== Segment start ==

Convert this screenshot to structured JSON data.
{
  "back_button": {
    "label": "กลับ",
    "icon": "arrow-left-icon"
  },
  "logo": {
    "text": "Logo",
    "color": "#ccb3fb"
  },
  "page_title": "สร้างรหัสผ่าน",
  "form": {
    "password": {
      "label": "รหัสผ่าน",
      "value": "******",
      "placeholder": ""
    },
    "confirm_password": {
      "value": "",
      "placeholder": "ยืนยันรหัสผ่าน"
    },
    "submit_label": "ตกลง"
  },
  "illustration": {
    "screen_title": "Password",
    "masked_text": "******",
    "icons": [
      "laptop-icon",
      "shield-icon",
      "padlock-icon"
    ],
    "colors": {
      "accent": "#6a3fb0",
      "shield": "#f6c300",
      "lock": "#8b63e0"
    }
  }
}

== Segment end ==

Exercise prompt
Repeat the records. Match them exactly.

Output
Convert this screenshot to structured JSON data.
{
  "back_button": {
    "label": "กลับ",
    "icon": "arrow-left-icon"
  },
  "logo": {
    "text": "Logo",
    "color": "#ccb3fb"
  },
  "page_title": "สร้างรหัสผ่าน",
  "form": {
    "password": {
      "label": "รหัสผ่าน",
      "value": "******",
      "placeholder": ""
    },
    "confirm_password": {
      "value": "",
      "placeholder": "ยืนยันรหัสผ่าน"
    },
    "submit_label": "ตกลง"
  },
  "illustration": {
    "screen_title": "Password",
    "masked_text": "******",
    "icons": [
      "laptop-icon",
      "shield-icon",
      "padlock-icon"
    ],
    "colors": {
      "accent": "#6a3fb0",
      "shield": "#f6c300",
      "lock": "#8b63e0"
    }
  }
}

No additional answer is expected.